Massing & Orientation for Cooling

Massing and orientation are important design factors to consider for passive cooling, specifically, natural ventilation. As a general rule, thin tall buildings will encourage natural ventilation and utilize prevailing winds, cross ventilation, and stack effect.

Massing Strategies for Passive Cooling

Thinner buildings increase the ratio of surface area to volume. This will make utilizing natural ventilation for passive cooling easy. Conversely, a deep floor plan will make natural ventilation difficult - especially getting air into the core of the building - and may require mechanical ventilation.

Tall buildings also increase the effectiveness of natural ventilation, because wind speeds are faster at greater heights. This improves not only cross ventilation but also stack effect ventilation.

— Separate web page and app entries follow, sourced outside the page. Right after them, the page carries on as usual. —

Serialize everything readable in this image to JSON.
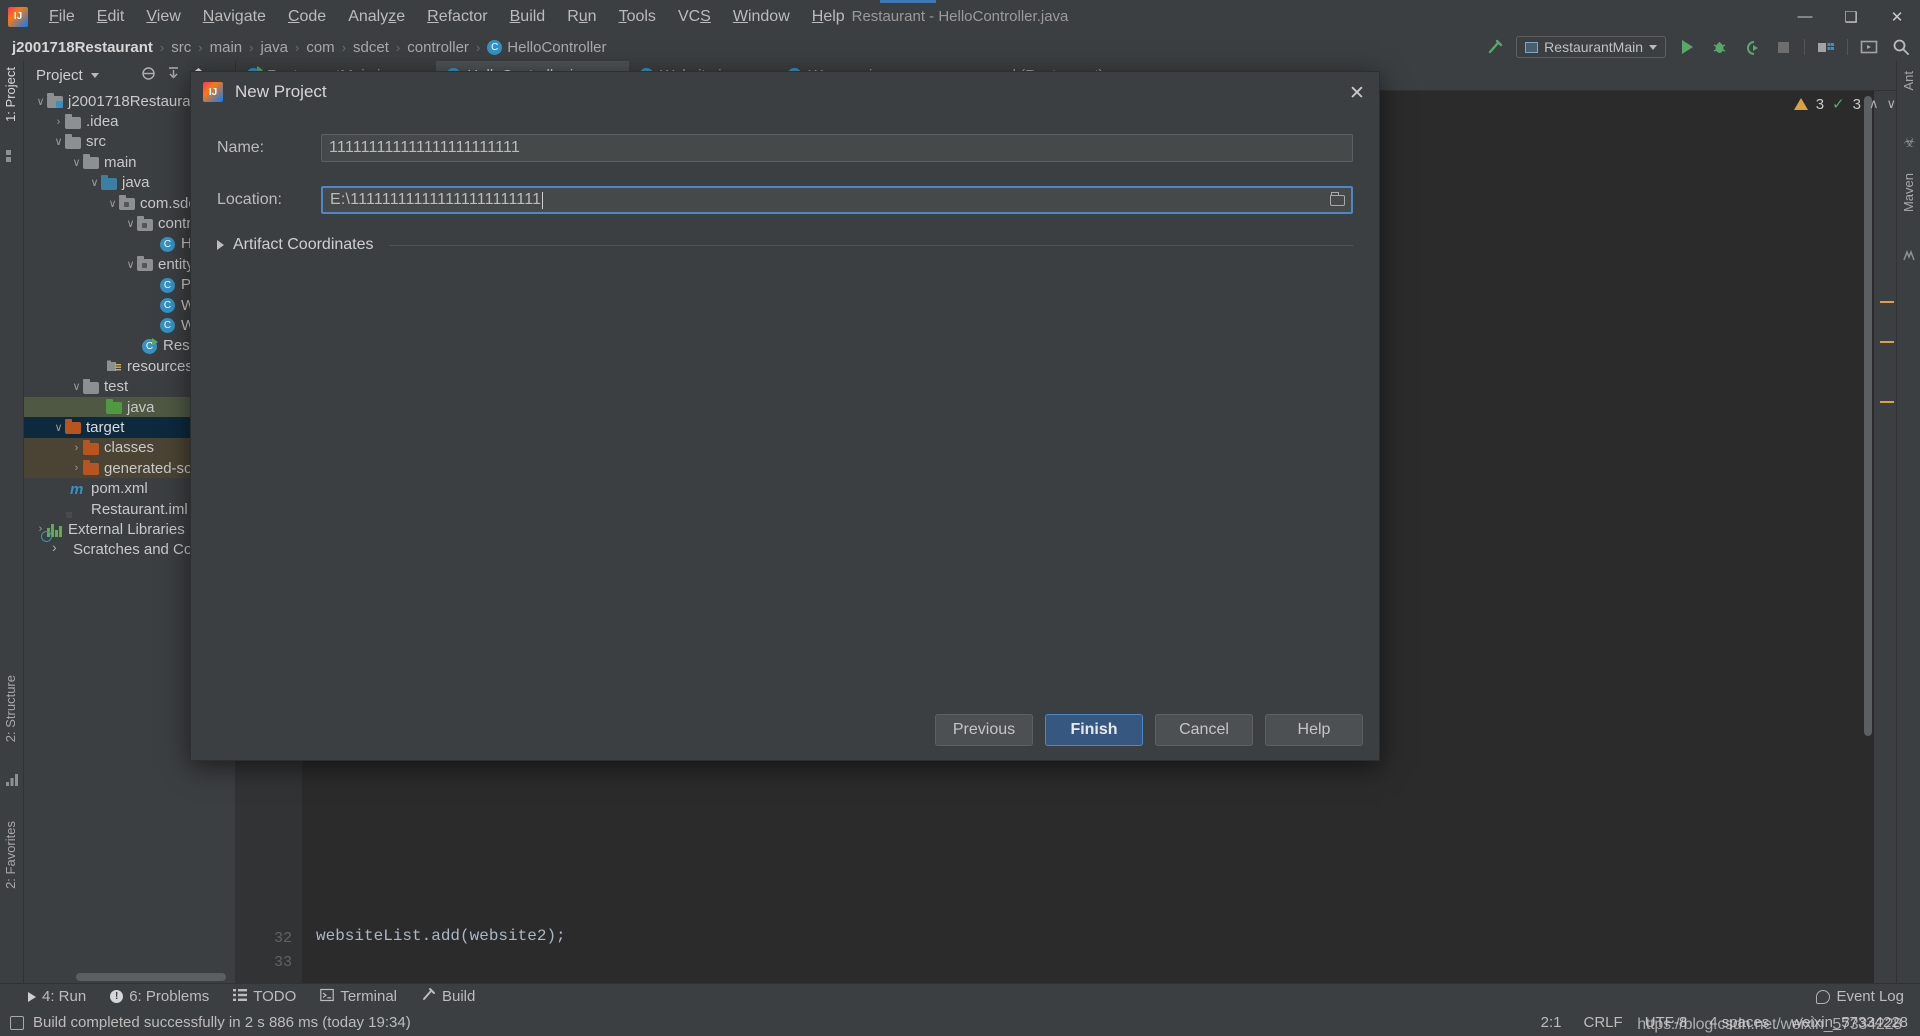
{
  "window": {
    "title": "Restaurant - HelloController.java",
    "logo_text": "IJ",
    "minimize": "—",
    "maximize": "❑",
    "close": "✕"
  },
  "menu": {
    "items": [
      {
        "label": "File"
      },
      {
        "label": "Edit"
      },
      {
        "label": "View"
      },
      {
        "label": "Navigate"
      },
      {
        "label": "Code"
      },
      {
        "label": "Analyze"
      },
      {
        "label": "Refactor"
      },
      {
        "label": "Build"
      },
      {
        "label": "Run"
      },
      {
        "label": "Tools"
      },
      {
        "label": "VCS"
      },
      {
        "label": "Window"
      },
      {
        "label": "Help"
      }
    ]
  },
  "breadcrumb": {
    "items": [
      "j2001718Restaurant",
      "src",
      "main",
      "java",
      "com",
      "sdcet",
      "controller",
      "HelloController"
    ],
    "separator": "›",
    "class_badge": "C"
  },
  "toolbar": {
    "build_icon": "hammer-icon",
    "run_config": "RestaurantMain",
    "run_label": "Run",
    "debug_label": "Debug",
    "coverage_label": "Run with Coverage",
    "stop_label": "Stop",
    "project_structure_label": "Project Structure",
    "layout_label": "Layout",
    "search_label": "Search Everywhere",
    "search_glyph": "⌕"
  },
  "project_panel": {
    "title": "Project",
    "tools": [
      "⊙",
      "⤓",
      "⌂",
      "—"
    ],
    "tree": [
      {
        "label": "j2001718Restaurant",
        "depth": 0,
        "arrow": "∨",
        "icon": "folder-module",
        "state": "normal"
      },
      {
        "label": ".idea",
        "depth": 1,
        "arrow": "›",
        "icon": "folder-grey",
        "state": "normal"
      },
      {
        "label": "src",
        "depth": 1,
        "arrow": "∨",
        "icon": "folder-grey",
        "state": "normal"
      },
      {
        "label": "main",
        "depth": 2,
        "arrow": "∨",
        "icon": "folder-grey",
        "state": "normal"
      },
      {
        "label": "java",
        "depth": 3,
        "arrow": "∨",
        "icon": "folder-blue",
        "state": "normal"
      },
      {
        "label": "com.sdc",
        "depth": 4,
        "arrow": "∨",
        "icon": "folder-package",
        "state": "normal"
      },
      {
        "label": "contr",
        "depth": 5,
        "arrow": "∨",
        "icon": "folder-package",
        "state": "normal"
      },
      {
        "label": "H…",
        "depth": 6,
        "arrow": "",
        "icon": "class",
        "state": "normal"
      },
      {
        "label": "entity",
        "depth": 5,
        "arrow": "∨",
        "icon": "folder-package",
        "state": "normal"
      },
      {
        "label": "Ph",
        "depth": 6,
        "arrow": "",
        "icon": "class",
        "state": "normal"
      },
      {
        "label": "W",
        "depth": 6,
        "arrow": "",
        "icon": "class",
        "state": "normal"
      },
      {
        "label": "W",
        "depth": 6,
        "arrow": "",
        "icon": "class",
        "state": "normal"
      },
      {
        "label": "Resta",
        "depth": 5,
        "arrow": "",
        "icon": "class-runnable",
        "state": "normal"
      },
      {
        "label": "resources",
        "depth": 3,
        "arrow": "",
        "icon": "folder-resources",
        "state": "normal"
      },
      {
        "label": "test",
        "depth": 2,
        "arrow": "∨",
        "icon": "folder-grey",
        "state": "normal"
      },
      {
        "label": "java",
        "depth": 3,
        "arrow": "",
        "icon": "folder-green",
        "state": "selected-green"
      },
      {
        "label": "target",
        "depth": 1,
        "arrow": "∨",
        "icon": "folder-orange",
        "state": "selected-blue"
      },
      {
        "label": "classes",
        "depth": 2,
        "arrow": "›",
        "icon": "folder-orange",
        "state": "highlight"
      },
      {
        "label": "generated-sou",
        "depth": 2,
        "arrow": "›",
        "icon": "folder-orange",
        "state": "highlight"
      },
      {
        "label": "pom.xml",
        "depth": 1,
        "arrow": "",
        "icon": "maven",
        "state": "normal"
      },
      {
        "label": "Restaurant.iml",
        "depth": 1,
        "arrow": "",
        "icon": "iml",
        "state": "normal"
      },
      {
        "label": "External Libraries",
        "depth": 0,
        "arrow": "›",
        "icon": "library",
        "state": "normal"
      },
      {
        "label": "Scratches and Conso",
        "depth": 0,
        "arrow": "",
        "icon": "scratches",
        "state": "normal"
      }
    ]
  },
  "left_strip": {
    "tabs": [
      "1: Project",
      "2: Structure",
      "2: Favorites"
    ],
    "star_glyph": "★"
  },
  "right_strip": {
    "tabs": [
      "Ant",
      "Maven"
    ],
    "bug_glyph": "☣"
  },
  "editor_tabs": [
    {
      "label": "RestaurantMain.java",
      "icon": "class-runnable",
      "active": false,
      "close": "✕"
    },
    {
      "label": "HelloController.java",
      "icon": "class",
      "active": true,
      "close": "✕"
    },
    {
      "label": "Website.java",
      "icon": "class",
      "active": false,
      "close": "✕"
    },
    {
      "label": "Wrapper.java",
      "icon": "class",
      "active": false,
      "close": "✕"
    },
    {
      "label": "pom.xml (Restaurant)",
      "icon": "maven",
      "active": false,
      "close": "✕"
    }
  ],
  "inspection": {
    "warning_count": "3",
    "error_count": "3",
    "up_glyph": "∧",
    "down_glyph": "∨"
  },
  "editor": {
    "lines": [
      {
        "number": "32",
        "text": "websiteList.add(website2);"
      },
      {
        "number": "33",
        "text": ""
      }
    ]
  },
  "dialog": {
    "title": "New Project",
    "logo_text": "IJ",
    "close_glyph": "✕",
    "name_label": "Name:",
    "name_value": "111111111111111111111111",
    "location_label": "Location:",
    "location_value": "E:\\111111111111111111111111",
    "browse_icon": "folder-browse-icon",
    "artifact_label": "Artifact Coordinates",
    "artifact_expanded": false,
    "buttons": {
      "previous": "Previous",
      "finish": "Finish",
      "cancel": "Cancel",
      "help": "Help"
    }
  },
  "bottom_bar": {
    "items": [
      {
        "label": "4: Run",
        "mnemonic": "4",
        "icon": "run-icon"
      },
      {
        "label": "6: Problems",
        "mnemonic": "6",
        "icon": "problems-icon"
      },
      {
        "label": "TODO",
        "mnemonic": "",
        "icon": "todo-icon"
      },
      {
        "label": "Terminal",
        "mnemonic": "",
        "icon": "terminal-icon"
      },
      {
        "label": "Build",
        "mnemonic": "",
        "icon": "build-icon"
      }
    ],
    "event_log": "Event Log"
  },
  "status_bar": {
    "message": "Build completed successfully in 2 s 886 ms (today 19:34)",
    "caret_position": "2:1",
    "line_separator": "CRLF",
    "encoding": "UTF-8",
    "indent": "4 spaces",
    "branch": "weixin_57334228",
    "watermark": "https://blog.csdn.net/weixin_57334228"
  },
  "colors": {
    "background": "#3c3f41",
    "editor_background": "#2b2b2b",
    "accent_blue": "#4a88c7",
    "primary_button": "#365880",
    "selection_blue": "#0d293e",
    "selection_green": "#4e5842",
    "warning": "#d9a343",
    "success": "#59a869"
  }
}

Tall buildings improve natural ventilation, and in lower latitudes reduce sun exposure.

While thin and tall buildings can improve the effectiveness of natural ventilation to cool buildings, they also increase the exposed area for heat transfer through the building envelope. Sometimes this is good, sometimes not. See Massing & Orientation for Passive Heating.

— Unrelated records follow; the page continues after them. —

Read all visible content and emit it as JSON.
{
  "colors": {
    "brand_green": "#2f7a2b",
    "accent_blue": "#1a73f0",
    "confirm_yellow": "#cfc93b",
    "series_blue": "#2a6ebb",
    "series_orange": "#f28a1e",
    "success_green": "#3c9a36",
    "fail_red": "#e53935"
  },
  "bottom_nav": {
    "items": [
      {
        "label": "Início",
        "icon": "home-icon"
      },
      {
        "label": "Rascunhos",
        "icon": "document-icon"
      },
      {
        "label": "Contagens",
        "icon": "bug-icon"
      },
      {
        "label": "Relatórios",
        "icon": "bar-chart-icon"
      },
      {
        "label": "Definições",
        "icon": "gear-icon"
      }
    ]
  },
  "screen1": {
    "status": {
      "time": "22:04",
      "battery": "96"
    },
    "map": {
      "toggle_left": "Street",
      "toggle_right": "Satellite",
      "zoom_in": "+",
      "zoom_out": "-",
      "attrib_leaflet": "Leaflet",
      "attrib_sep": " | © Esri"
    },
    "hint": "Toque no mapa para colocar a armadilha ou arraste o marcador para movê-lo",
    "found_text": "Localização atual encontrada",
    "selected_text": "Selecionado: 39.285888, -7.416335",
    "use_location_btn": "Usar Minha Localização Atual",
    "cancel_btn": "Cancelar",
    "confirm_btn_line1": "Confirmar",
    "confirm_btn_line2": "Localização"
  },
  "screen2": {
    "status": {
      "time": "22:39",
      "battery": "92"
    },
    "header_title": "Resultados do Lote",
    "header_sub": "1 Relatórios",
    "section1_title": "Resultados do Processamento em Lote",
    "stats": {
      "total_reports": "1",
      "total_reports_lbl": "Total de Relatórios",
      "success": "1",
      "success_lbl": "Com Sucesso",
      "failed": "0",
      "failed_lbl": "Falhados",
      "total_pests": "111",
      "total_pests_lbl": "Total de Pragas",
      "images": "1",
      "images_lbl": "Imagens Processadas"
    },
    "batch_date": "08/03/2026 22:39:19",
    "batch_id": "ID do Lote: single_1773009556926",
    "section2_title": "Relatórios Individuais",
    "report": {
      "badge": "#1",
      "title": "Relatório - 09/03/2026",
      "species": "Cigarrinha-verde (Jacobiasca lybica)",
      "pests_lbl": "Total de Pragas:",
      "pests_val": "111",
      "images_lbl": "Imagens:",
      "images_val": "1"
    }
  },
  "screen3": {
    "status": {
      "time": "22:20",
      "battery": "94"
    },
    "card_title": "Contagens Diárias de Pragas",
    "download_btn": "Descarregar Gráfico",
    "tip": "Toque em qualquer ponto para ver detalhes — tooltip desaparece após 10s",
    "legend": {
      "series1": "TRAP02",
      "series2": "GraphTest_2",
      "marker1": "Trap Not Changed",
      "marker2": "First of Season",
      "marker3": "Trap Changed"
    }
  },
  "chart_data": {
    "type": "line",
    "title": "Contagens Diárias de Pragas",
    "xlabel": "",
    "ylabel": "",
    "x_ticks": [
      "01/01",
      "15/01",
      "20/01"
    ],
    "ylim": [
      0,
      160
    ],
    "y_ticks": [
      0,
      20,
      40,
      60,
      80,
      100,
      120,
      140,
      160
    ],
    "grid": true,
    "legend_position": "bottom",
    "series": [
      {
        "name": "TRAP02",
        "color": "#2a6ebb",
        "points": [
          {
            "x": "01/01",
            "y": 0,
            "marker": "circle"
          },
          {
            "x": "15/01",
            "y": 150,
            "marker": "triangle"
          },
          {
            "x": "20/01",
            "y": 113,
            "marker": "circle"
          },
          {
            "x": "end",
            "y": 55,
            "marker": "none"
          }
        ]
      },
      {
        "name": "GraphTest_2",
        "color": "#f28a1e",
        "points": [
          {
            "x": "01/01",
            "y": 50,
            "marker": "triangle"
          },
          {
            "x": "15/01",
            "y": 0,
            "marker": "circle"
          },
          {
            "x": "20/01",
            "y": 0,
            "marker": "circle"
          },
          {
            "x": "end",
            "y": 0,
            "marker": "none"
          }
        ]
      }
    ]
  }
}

When planning urban centers, specifically in heating dominated climates, having the buildings gradually increase in height will minimize high speed winds at the pedestrian level which can influence thermal comfort. The height difference between neighboring buildings should not exceed 100%.

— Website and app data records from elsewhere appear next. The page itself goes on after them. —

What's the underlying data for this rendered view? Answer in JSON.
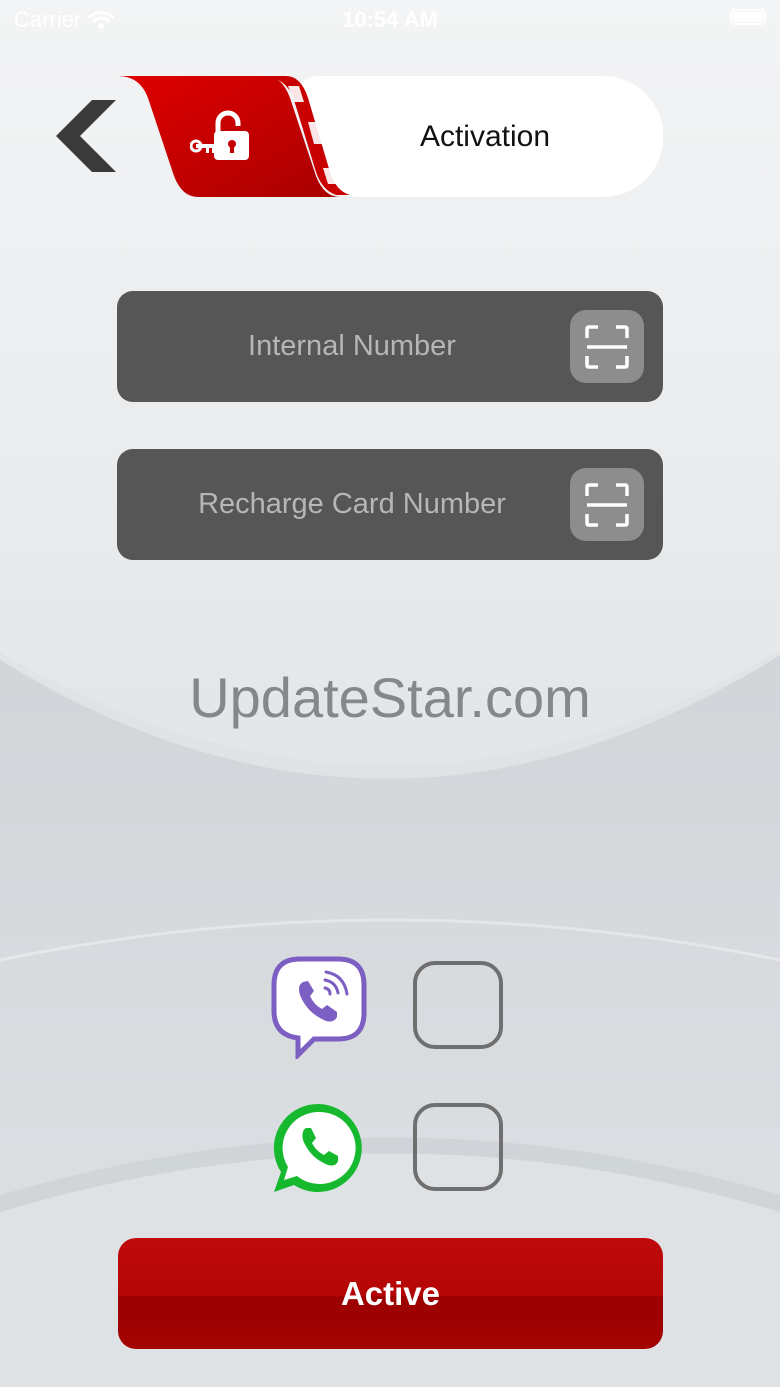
{
  "status_bar": {
    "carrier": "Carrier",
    "time": "10:54 AM"
  },
  "header": {
    "title": "Activation"
  },
  "form": {
    "internal_number": {
      "placeholder": "Internal Number",
      "value": ""
    },
    "recharge_card_number": {
      "placeholder": "Recharge Card Number",
      "value": ""
    }
  },
  "watermark": "UpdateStar.com",
  "contact_options": [
    {
      "app": "viber",
      "icon": "viber-icon",
      "checked": false,
      "color": "#7d5ec2"
    },
    {
      "app": "whatsapp",
      "icon": "whatsapp-icon",
      "checked": false,
      "color": "#16b92e"
    }
  ],
  "actions": {
    "active_label": "Active"
  },
  "colors": {
    "brand_red": "#c80000",
    "field_bg": "#565656",
    "scan_button_bg": "#8d8d8d"
  }
}
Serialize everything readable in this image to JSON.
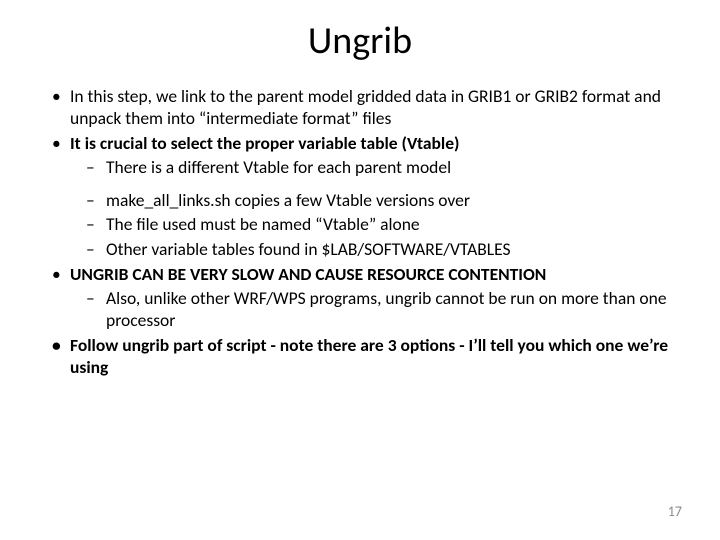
{
  "title": "Ungrib",
  "b1": "In this step, we link to the parent model gridded data in GRIB1 or GRIB2 format and unpack them into “intermediate format” files",
  "b2": "It is crucial to select the proper variable table (Vtable)",
  "b2s1": "There is a different Vtable for each parent model",
  "b2s2": "make_all_links.sh copies a few Vtable versions over",
  "b2s3": "The file used must be named “Vtable” alone",
  "b2s4": "Other variable tables found in $LAB/SOFTWARE/VTABLES",
  "b3": "UNGRIB CAN BE VERY SLOW AND CAUSE RESOURCE CONTENTION",
  "b3s1": "Also, unlike other WRF/WPS programs, ungrib cannot be run on more than one processor",
  "b4": "Follow ungrib part of script - note there are 3 options - I’ll tell you which one we’re using",
  "pagenum": "17"
}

Orientation Strategies for Passive Cooling

Buildings should be oriented to maximize benefits from cooling breezes in hot weather and shelter from undesirable winds in cold weather. Look at the prevailing winds for your site throughout the year, using a wind rose diagram, to see which winds to take advantage of or avoid.

Wind-rose diagram, showing statistics of wind speed and direction throughout the year

Generally, orienting the building so that its shorter axis aligns with prevailing winds will provide the most wind ventilation, while orienting it perpendicular to prevailing winds will provide the least passive ventilation.

Orientation for maximum passive ventilation

The effectiveness of this strategy and aperture placement can be estimated. Here are some rules of thumb for two scenarios in which windows are facing the direction of the prevailing wind:

  • For spaces with windows on only one side, natural ventilation will not reach farther than two times the floor to ceiling height into the building.
  • For spaces with windows on opposite sides, the natural ventilation effectiveness limit will be less than five times the floor to ceiling height into the building.

However, buildings do not have to face directly into the wind to achieve good cross-ventilation. Internal spaces and structural elements can be designed to channel air through the building in different directions. In addition, the prevailing wind directions listed by weather data may not be the actual prevailing wind directions, depending on local site obstructions, such as trees or other buildings.

For buildings that feature a courtyard and are located in climates where cooling is desired, orienting the courtyard 45 degrees from the prevailing wind maximizes wind in the courtyard and cross ventilation through the building.